• DIRECTIONS FOR THIS TASK
Give back the whole listing word for word and skip each picture.

• DATASET
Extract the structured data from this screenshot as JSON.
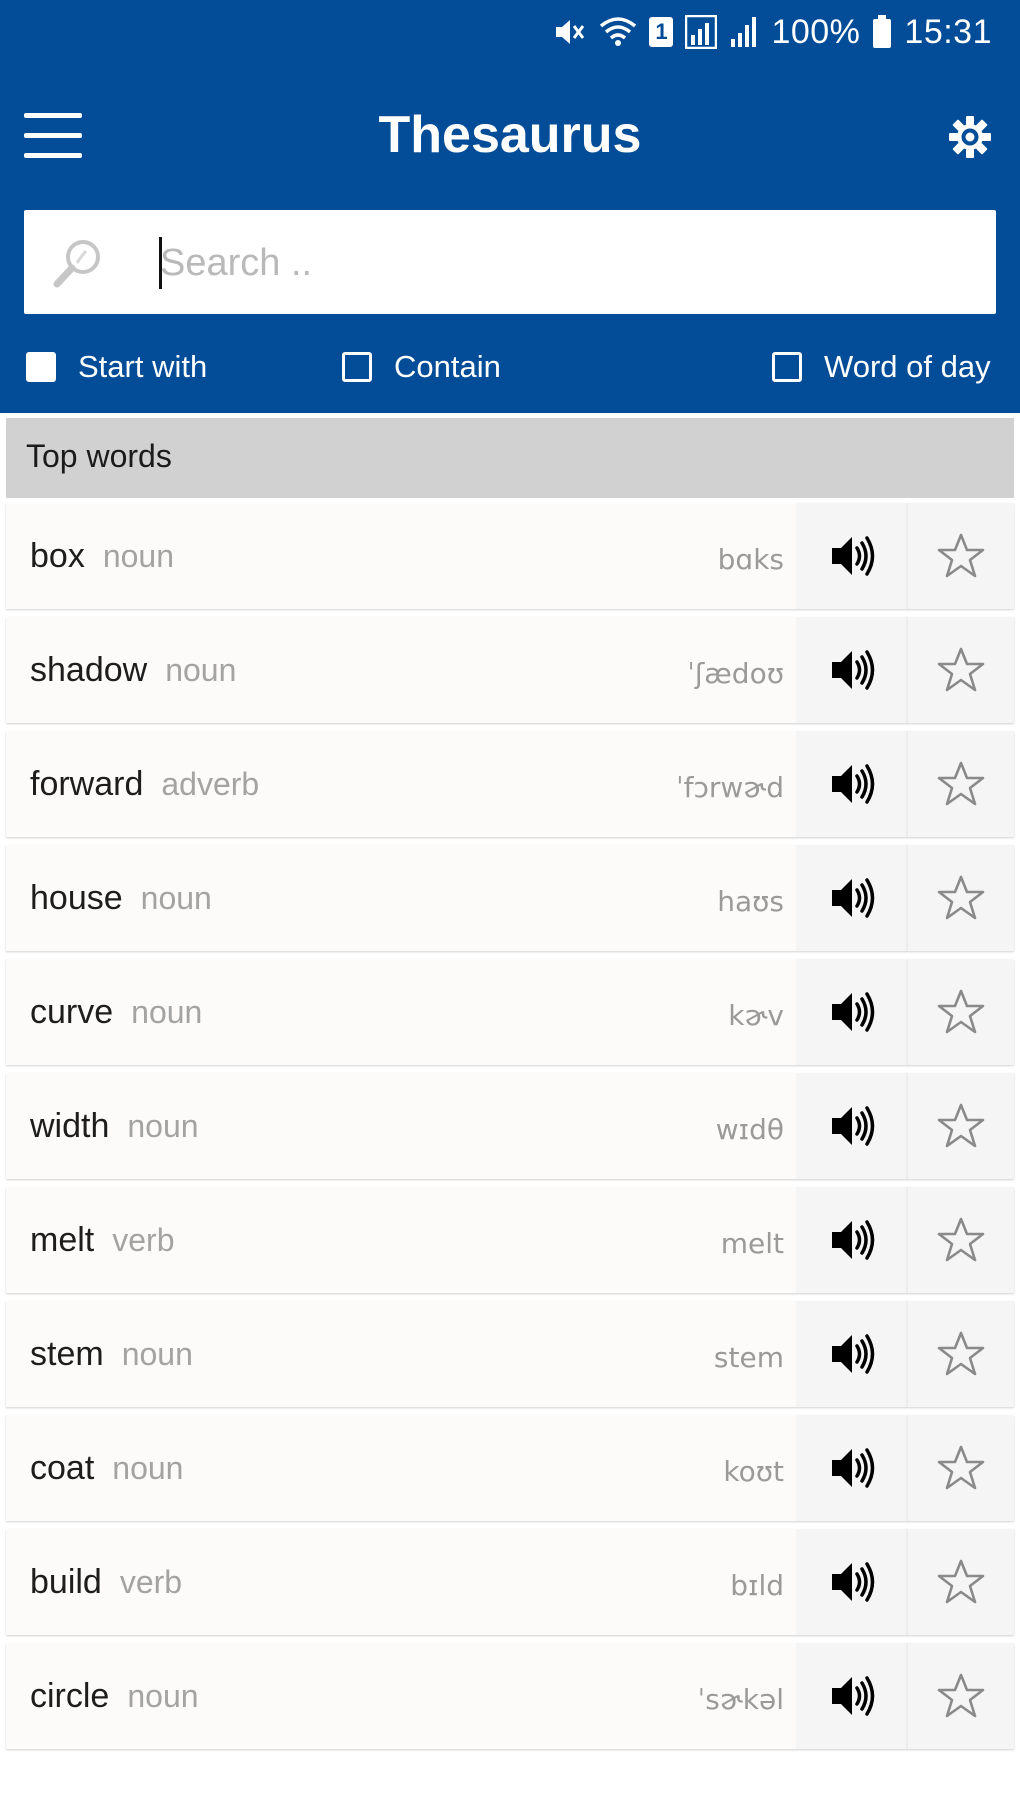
{
  "status_bar": {
    "icons": [
      "mute-icon",
      "wifi-icon",
      "sim-badge-icon",
      "signal-icon",
      "signal-bars-icon",
      "battery-icon"
    ],
    "sim_label": "1",
    "battery": "100%",
    "time": "15:31"
  },
  "appbar": {
    "title": "Thesaurus",
    "menu_icon": "hamburger-menu-icon",
    "settings_icon": "gear-icon"
  },
  "search": {
    "placeholder": "Search ..",
    "value": ""
  },
  "filters": [
    {
      "label": "Start with",
      "checked": true
    },
    {
      "label": "Contain",
      "checked": false
    },
    {
      "label": "Word of day",
      "checked": false
    }
  ],
  "section": {
    "title": "Top words"
  },
  "words": [
    {
      "word": "box",
      "pos": "noun",
      "ipa": "bɑks"
    },
    {
      "word": "shadow",
      "pos": "noun",
      "ipa": "ˈʃædoʊ"
    },
    {
      "word": "forward",
      "pos": "adverb",
      "ipa": "ˈfɔrwɚd"
    },
    {
      "word": "house",
      "pos": "noun",
      "ipa": "haʊs"
    },
    {
      "word": "curve",
      "pos": "noun",
      "ipa": "kɚv"
    },
    {
      "word": "width",
      "pos": "noun",
      "ipa": "wɪdθ"
    },
    {
      "word": "melt",
      "pos": "verb",
      "ipa": "melt"
    },
    {
      "word": "stem",
      "pos": "noun",
      "ipa": "stem"
    },
    {
      "word": "coat",
      "pos": "noun",
      "ipa": "koʊt"
    },
    {
      "word": "build",
      "pos": "verb",
      "ipa": "bɪld"
    },
    {
      "word": "circle",
      "pos": "noun",
      "ipa": "ˈsɚkəl"
    }
  ],
  "colors": {
    "primary": "#034c97",
    "section_bg": "#d1d1d1"
  }
}
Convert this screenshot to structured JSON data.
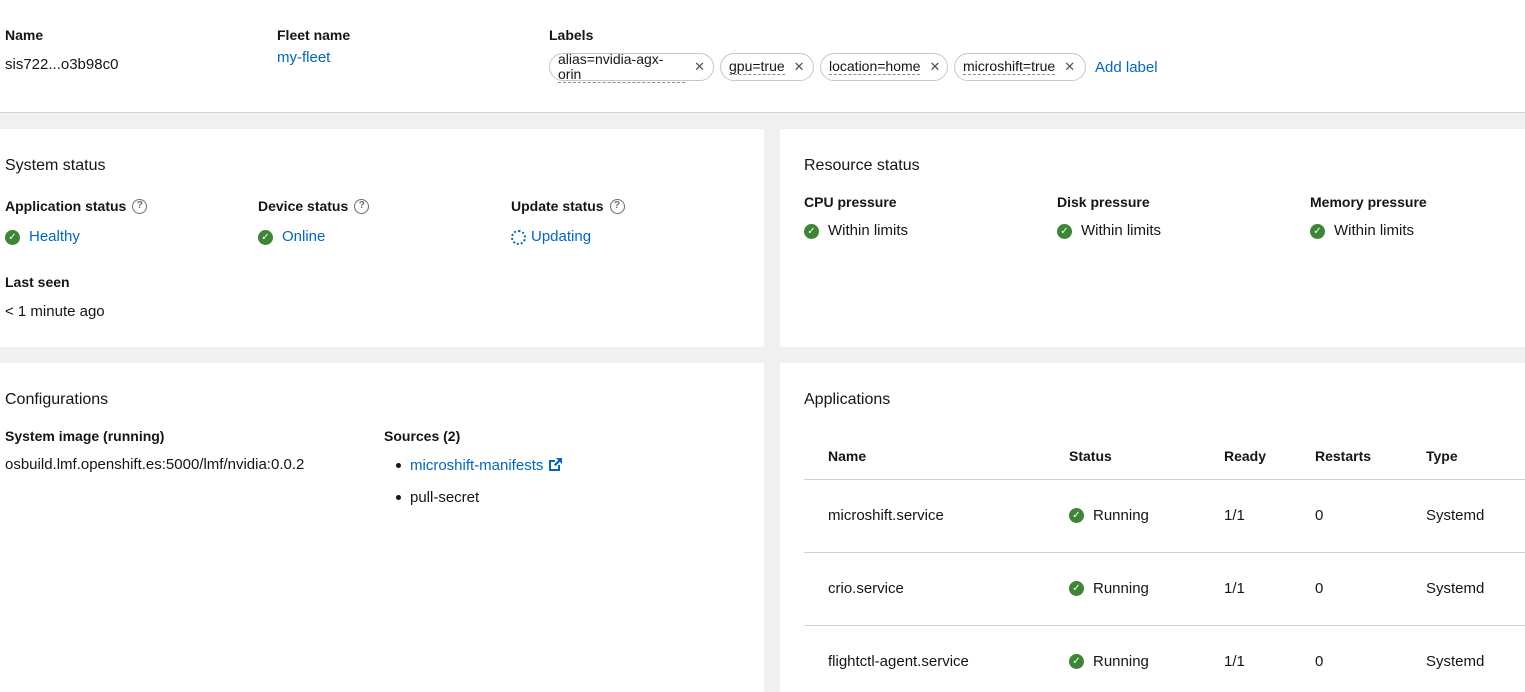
{
  "header": {
    "name_label": "Name",
    "name_value": "sis722...o3b98c0",
    "fleet_label": "Fleet name",
    "fleet_value": "my-fleet",
    "labels_label": "Labels",
    "labels": [
      "alias=nvidia-agx-orin",
      "gpu=true",
      "location=home",
      "microshift=true"
    ],
    "add_label": "Add label"
  },
  "system_status": {
    "title": "System status",
    "app_status_label": "Application status",
    "app_status_value": "Healthy",
    "device_status_label": "Device status",
    "device_status_value": "Online",
    "update_status_label": "Update status",
    "update_status_value": "Updating",
    "last_seen_label": "Last seen",
    "last_seen_value": "< 1 minute ago"
  },
  "resource_status": {
    "title": "Resource status",
    "cpu_label": "CPU pressure",
    "cpu_value": "Within limits",
    "disk_label": "Disk pressure",
    "disk_value": "Within limits",
    "memory_label": "Memory pressure",
    "memory_value": "Within limits"
  },
  "configurations": {
    "title": "Configurations",
    "system_image_label": "System image (running)",
    "system_image_value": "osbuild.lmf.openshift.es:5000/lmf/nvidia:0.0.2",
    "sources_label": "Sources (2)",
    "sources": [
      "microshift-manifests",
      "pull-secret"
    ]
  },
  "applications": {
    "title": "Applications",
    "columns": [
      "Name",
      "Status",
      "Ready",
      "Restarts",
      "Type"
    ],
    "rows": [
      {
        "name": "microshift.service",
        "status": "Running",
        "ready": "1/1",
        "restarts": "0",
        "type": "Systemd"
      },
      {
        "name": "crio.service",
        "status": "Running",
        "ready": "1/1",
        "restarts": "0",
        "type": "Systemd"
      },
      {
        "name": "flightctl-agent.service",
        "status": "Running",
        "ready": "1/1",
        "restarts": "0",
        "type": "Systemd"
      }
    ]
  },
  "colors": {
    "link": "#0066cc",
    "success": "#3e8635",
    "page_background": "#f0f0f0"
  },
  "icons": {
    "help": "help-icon",
    "success": "check-circle-icon",
    "in_progress": "spinner-icon",
    "external_link": "external-link-icon",
    "remove_label": "close-icon"
  }
}
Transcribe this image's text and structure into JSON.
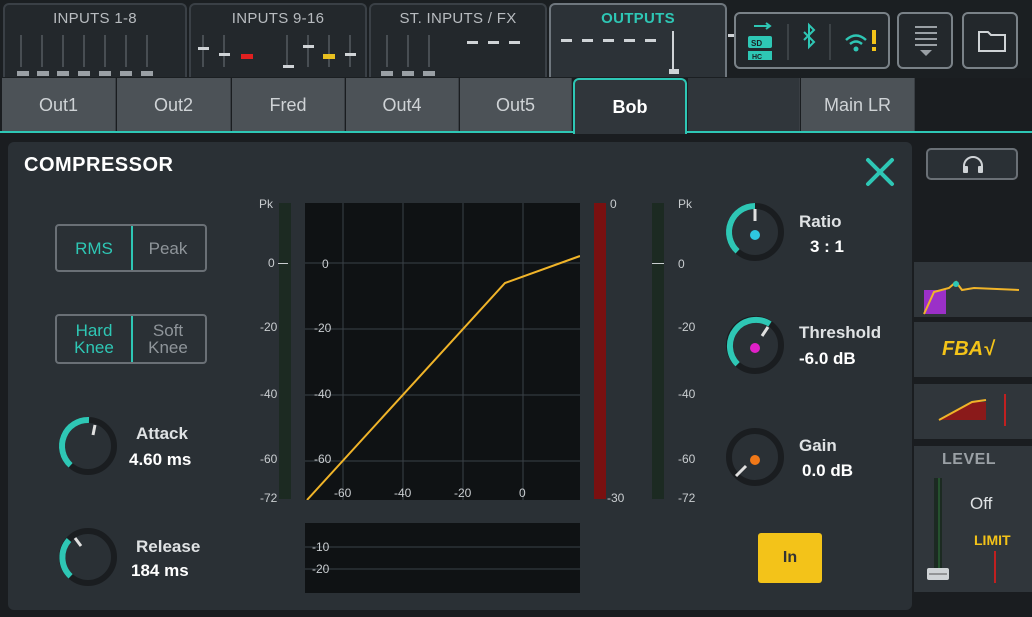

• ANSWER
Extract the structured data from this screenshot as JSON.
{
  "status_bar": {
    "icons": [
      "mute-icon",
      "wifi-icon",
      "sim-badge-icon",
      "signal-icon",
      "signal-bars-icon",
      "battery-icon"
    ],
    "sim_label": "1",
    "battery": "100%",
    "time": "15:31"
  },
  "appbar": {
    "title": "Thesaurus",
    "menu_icon": "hamburger-menu-icon",
    "settings_icon": "gear-icon"
  },
  "search": {
    "placeholder": "Search ..",
    "value": ""
  },
  "filters": [
    {
      "label": "Start with",
      "checked": true
    },
    {
      "label": "Contain",
      "checked": false
    },
    {
      "label": "Word of day",
      "checked": false
    }
  ],
  "section": {
    "title": "Top words"
  },
  "words": [
    {
      "word": "box",
      "pos": "noun",
      "ipa": "bɑks"
    },
    {
      "word": "shadow",
      "pos": "noun",
      "ipa": "ˈʃædoʊ"
    },
    {
      "word": "forward",
      "pos": "adverb",
      "ipa": "ˈfɔrwɚd"
    },
    {
      "word": "house",
      "pos": "noun",
      "ipa": "haʊs"
    },
    {
      "word": "curve",
      "pos": "noun",
      "ipa": "kɚv"
    },
    {
      "word": "width",
      "pos": "noun",
      "ipa": "wɪdθ"
    },
    {
      "word": "melt",
      "pos": "verb",
      "ipa": "melt"
    },
    {
      "word": "stem",
      "pos": "noun",
      "ipa": "stem"
    },
    {
      "word": "coat",
      "pos": "noun",
      "ipa": "koʊt"
    },
    {
      "word": "build",
      "pos": "verb",
      "ipa": "bɪld"
    },
    {
      "word": "circle",
      "pos": "noun",
      "ipa": "ˈsɚkəl"
    }
  ],
  "colors": {
    "primary": "#034c97",
    "section_bg": "#d1d1d1"
  }
}
Convert this screenshot to structured JSON data.
{
  "header": {
    "name_label": "Name",
    "name_value": "sis722...o3b98c0",
    "fleet_label": "Fleet name",
    "fleet_value": "my-fleet",
    "labels_label": "Labels",
    "labels": [
      "alias=nvidia-agx-orin",
      "gpu=true",
      "location=home",
      "microshift=true"
    ],
    "add_label": "Add label"
  },
  "system_status": {
    "title": "System status",
    "app_status_label": "Application status",
    "app_status_value": "Healthy",
    "device_status_label": "Device status",
    "device_status_value": "Online",
    "update_status_label": "Update status",
    "update_status_value": "Updating",
    "last_seen_label": "Last seen",
    "last_seen_value": "< 1 minute ago"
  },
  "resource_status": {
    "title": "Resource status",
    "cpu_label": "CPU pressure",
    "cpu_value": "Within limits",
    "disk_label": "Disk pressure",
    "disk_value": "Within limits",
    "memory_label": "Memory pressure",
    "memory_value": "Within limits"
  },
  "configurations": {
    "title": "Configurations",
    "system_image_label": "System image (running)",
    "system_image_value": "osbuild.lmf.openshift.es:5000/lmf/nvidia:0.0.2",
    "sources_label": "Sources (2)",
    "sources": [
      "microshift-manifests",
      "pull-secret"
    ]
  },
  "applications": {
    "title": "Applications",
    "columns": [
      "Name",
      "Status",
      "Ready",
      "Restarts",
      "Type"
    ],
    "rows": [
      {
        "name": "microshift.service",
        "status": "Running",
        "ready": "1/1",
        "restarts": "0",
        "type": "Systemd"
      },
      {
        "name": "crio.service",
        "status": "Running",
        "ready": "1/1",
        "restarts": "0",
        "type": "Systemd"
      },
      {
        "name": "flightctl-agent.service",
        "status": "Running",
        "ready": "1/1",
        "restarts": "0",
        "type": "Systemd"
      }
    ]
  },
  "colors": {
    "link": "#0066cc",
    "success": "#3e8635",
    "page_background": "#f0f0f0"
  },
  "icons": {
    "help": "help-icon",
    "success": "check-circle-icon",
    "in_progress": "spinner-icon",
    "external_link": "external-link-icon",
    "remove_label": "close-icon"
  }
}
Transcribe this image's text and structure into JSON.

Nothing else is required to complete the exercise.